> _Work task_
List all lines of the data that include the string "icon".

□ □ □ □ □ □ □

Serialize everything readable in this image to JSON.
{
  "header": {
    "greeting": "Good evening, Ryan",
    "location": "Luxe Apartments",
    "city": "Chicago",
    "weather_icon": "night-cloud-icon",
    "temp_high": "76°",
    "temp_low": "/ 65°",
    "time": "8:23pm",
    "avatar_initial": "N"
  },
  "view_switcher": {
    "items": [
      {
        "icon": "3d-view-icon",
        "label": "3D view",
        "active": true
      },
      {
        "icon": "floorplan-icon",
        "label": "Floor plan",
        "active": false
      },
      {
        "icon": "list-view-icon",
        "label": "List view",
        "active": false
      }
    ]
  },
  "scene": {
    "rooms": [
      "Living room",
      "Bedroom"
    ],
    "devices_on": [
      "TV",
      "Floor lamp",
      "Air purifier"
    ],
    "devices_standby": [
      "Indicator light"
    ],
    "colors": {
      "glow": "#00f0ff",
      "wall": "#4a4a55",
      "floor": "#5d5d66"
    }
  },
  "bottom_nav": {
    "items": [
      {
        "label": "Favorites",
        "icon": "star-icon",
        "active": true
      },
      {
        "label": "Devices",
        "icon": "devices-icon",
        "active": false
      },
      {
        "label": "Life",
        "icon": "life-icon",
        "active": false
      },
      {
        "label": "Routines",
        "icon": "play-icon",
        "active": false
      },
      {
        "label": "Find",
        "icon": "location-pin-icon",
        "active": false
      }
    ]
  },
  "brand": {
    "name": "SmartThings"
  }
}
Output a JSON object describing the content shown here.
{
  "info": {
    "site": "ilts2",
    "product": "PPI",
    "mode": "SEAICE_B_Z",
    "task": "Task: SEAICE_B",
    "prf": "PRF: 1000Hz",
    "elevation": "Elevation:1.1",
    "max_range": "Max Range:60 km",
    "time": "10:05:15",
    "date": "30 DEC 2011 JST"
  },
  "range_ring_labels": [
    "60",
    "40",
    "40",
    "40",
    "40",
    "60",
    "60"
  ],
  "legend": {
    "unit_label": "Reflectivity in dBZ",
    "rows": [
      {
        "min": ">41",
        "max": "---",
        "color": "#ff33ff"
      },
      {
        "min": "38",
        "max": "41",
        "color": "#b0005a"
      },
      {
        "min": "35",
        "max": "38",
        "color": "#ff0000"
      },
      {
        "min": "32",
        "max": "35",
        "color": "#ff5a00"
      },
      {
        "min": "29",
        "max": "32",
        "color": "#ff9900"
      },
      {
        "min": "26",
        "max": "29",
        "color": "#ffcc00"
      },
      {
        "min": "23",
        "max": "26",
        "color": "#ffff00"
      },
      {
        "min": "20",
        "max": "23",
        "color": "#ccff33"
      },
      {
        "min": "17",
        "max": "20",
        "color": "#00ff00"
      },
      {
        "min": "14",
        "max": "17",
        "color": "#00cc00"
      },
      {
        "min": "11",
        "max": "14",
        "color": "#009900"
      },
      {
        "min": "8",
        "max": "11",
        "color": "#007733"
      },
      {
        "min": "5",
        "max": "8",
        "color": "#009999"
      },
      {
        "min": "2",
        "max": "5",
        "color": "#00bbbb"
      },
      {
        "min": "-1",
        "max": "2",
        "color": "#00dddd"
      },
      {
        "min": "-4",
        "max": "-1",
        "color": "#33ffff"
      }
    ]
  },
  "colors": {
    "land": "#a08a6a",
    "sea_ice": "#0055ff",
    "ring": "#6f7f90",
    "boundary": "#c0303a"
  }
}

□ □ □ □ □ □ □

> _Answer section_
    "weather_icon": "night-cloud-icon",
        "icon": "3d-view-icon",
        "icon": "floorplan-icon",
        "icon": "list-view-icon",
        "icon": "star-icon",
        "icon": "devices-icon",
        "icon": "life-icon",
        "icon": "play-icon",
        "icon": "location-pin-icon",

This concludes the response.